Peer Review invitation[edit]


There is a peer review started on Wikipedia:Peer review/Viking/archive1 and any interested party is invited to take part in reviewing the article. If you know the history of scandinavia, then please stop by and help the peer review of the artile Viking

Thank you for your time. --OrbitOne [Talk|Babel] 22:36, 27 March 2006 (UTC)


You'll have to forgive me, I've never done this before. I came to this page looking for sources on the history of Scandanavia for my own personal reading, as Wikipedia has always been a good place forme to start with such things before. But I couldn't help but notice a lack of sources on this article.

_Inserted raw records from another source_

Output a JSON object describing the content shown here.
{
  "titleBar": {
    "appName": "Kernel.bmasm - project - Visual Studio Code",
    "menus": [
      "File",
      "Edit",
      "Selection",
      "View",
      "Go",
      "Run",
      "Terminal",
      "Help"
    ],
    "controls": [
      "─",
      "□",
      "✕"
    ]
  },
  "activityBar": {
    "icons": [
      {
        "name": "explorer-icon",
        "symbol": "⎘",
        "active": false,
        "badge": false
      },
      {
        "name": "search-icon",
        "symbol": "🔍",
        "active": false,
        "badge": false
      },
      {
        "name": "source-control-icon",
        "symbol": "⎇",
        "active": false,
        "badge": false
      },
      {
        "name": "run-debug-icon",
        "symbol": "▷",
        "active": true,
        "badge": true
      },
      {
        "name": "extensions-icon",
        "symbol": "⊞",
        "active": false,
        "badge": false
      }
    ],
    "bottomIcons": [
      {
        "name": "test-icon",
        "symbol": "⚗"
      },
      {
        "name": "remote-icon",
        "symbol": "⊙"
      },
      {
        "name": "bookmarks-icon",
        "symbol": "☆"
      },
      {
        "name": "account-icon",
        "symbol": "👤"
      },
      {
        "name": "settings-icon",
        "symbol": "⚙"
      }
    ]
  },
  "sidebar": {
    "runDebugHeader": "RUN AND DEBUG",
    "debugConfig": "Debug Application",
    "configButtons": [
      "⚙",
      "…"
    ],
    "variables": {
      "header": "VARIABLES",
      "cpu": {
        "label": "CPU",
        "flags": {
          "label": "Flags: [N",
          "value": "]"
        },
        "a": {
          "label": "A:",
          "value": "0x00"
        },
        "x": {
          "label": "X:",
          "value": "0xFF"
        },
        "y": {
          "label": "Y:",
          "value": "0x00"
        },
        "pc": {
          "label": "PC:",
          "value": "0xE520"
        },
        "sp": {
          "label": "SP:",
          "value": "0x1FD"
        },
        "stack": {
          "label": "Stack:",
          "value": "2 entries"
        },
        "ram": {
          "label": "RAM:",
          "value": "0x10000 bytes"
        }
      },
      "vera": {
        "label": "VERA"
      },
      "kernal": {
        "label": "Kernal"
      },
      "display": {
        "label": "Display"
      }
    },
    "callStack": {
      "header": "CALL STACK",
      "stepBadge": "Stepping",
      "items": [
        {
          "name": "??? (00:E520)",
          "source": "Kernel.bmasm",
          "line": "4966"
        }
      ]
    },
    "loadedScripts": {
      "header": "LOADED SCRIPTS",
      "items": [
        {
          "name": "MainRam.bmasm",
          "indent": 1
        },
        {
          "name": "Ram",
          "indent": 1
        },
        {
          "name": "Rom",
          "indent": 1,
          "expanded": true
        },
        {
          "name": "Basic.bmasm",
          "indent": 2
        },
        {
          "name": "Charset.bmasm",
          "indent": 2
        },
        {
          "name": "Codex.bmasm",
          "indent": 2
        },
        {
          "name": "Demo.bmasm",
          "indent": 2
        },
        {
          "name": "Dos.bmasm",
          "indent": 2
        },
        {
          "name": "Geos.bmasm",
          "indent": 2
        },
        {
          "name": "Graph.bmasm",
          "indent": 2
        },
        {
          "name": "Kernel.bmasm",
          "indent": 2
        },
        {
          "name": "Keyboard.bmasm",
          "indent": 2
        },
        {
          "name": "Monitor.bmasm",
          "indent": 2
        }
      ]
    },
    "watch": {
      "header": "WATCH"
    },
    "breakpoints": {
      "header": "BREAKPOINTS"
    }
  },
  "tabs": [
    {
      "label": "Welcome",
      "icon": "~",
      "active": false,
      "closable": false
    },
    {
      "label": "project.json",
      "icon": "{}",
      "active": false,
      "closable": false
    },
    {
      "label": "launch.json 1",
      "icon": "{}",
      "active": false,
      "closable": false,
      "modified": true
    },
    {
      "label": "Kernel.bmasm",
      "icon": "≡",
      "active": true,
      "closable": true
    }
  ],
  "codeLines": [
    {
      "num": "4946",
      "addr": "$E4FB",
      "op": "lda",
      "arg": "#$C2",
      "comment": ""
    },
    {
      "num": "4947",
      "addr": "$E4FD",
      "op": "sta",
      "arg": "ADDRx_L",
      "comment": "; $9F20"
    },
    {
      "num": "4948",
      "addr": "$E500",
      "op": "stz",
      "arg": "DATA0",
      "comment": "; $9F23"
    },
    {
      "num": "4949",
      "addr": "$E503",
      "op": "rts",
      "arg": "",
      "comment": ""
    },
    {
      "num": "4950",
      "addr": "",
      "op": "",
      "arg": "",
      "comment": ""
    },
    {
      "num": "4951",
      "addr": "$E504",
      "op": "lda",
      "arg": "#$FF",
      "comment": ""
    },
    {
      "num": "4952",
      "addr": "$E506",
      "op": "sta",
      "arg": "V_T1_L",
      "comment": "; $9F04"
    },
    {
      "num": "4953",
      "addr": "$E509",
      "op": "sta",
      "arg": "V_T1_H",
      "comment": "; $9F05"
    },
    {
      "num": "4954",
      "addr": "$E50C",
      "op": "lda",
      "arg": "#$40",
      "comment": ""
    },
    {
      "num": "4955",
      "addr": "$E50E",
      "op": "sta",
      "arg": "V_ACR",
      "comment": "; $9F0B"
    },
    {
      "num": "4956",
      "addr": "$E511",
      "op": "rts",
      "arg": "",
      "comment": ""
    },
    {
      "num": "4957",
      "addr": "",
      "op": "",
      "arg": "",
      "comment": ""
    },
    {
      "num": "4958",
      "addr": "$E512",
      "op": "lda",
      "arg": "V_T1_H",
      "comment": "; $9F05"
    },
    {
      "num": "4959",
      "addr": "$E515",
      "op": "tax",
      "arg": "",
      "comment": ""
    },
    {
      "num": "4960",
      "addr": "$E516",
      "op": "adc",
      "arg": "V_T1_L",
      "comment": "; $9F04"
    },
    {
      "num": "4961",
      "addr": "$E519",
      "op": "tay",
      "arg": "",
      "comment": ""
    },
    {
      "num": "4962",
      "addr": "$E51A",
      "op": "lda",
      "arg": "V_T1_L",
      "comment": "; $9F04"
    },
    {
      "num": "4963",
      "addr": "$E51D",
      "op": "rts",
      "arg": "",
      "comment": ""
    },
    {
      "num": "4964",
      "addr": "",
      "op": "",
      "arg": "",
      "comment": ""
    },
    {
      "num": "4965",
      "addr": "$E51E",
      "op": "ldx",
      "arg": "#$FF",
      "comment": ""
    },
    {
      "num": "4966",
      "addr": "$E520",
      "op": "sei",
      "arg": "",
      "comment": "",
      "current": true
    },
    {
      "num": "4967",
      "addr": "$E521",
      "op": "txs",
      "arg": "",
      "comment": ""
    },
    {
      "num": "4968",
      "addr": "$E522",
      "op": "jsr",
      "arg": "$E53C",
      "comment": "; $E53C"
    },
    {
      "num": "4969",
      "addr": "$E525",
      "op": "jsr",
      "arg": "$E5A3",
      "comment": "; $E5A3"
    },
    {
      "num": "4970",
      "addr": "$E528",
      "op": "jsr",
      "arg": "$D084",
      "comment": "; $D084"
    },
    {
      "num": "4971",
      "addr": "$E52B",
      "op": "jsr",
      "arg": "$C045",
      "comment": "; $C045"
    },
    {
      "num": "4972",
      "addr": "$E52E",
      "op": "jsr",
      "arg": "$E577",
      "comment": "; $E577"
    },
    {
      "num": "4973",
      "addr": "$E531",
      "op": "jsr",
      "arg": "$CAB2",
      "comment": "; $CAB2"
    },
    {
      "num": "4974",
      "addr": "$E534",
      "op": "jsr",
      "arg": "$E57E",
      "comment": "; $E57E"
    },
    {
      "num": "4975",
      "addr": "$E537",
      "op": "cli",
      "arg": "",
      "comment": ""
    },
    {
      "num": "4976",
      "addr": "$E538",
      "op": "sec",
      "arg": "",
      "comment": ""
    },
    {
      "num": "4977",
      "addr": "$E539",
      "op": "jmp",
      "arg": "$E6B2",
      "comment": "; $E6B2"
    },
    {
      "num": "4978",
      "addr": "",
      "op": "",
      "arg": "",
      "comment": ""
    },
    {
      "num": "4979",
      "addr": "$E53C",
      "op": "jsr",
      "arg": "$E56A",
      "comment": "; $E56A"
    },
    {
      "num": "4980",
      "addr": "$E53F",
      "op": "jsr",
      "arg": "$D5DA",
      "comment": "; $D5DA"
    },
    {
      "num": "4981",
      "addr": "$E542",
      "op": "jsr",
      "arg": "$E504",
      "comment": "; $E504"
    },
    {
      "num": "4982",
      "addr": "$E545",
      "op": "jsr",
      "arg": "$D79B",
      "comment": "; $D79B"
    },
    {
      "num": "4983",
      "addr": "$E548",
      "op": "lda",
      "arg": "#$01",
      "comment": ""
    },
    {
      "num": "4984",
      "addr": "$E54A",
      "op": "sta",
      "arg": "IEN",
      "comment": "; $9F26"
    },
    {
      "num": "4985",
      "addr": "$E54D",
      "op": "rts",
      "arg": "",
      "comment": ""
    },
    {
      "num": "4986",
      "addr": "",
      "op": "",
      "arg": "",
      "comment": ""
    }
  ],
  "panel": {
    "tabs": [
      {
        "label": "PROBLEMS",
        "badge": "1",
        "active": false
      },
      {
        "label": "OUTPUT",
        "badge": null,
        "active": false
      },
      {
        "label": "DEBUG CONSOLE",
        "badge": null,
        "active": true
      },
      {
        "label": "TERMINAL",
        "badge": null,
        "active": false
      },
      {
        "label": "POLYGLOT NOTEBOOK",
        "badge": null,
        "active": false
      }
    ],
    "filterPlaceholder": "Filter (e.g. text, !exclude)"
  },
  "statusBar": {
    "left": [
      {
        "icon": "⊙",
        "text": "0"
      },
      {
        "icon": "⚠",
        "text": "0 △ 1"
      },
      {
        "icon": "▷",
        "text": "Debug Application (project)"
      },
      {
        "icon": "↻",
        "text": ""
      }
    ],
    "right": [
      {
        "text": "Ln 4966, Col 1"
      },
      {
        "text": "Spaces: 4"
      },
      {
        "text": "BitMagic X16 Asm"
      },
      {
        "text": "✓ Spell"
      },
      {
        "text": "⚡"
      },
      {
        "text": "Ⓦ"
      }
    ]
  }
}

Anyone know of some that might be added in to verify the article, and for my reading pleasure? —Preceding unsigned comment added by (talk) 17:23, 14 May 2011 (UTC)

Sami people?[edit]

I find it strange that an article about the history of Scandinavia doesn't have at least one mention of the sami people -- (talk) 13:03, 16 October 2014 (UTC)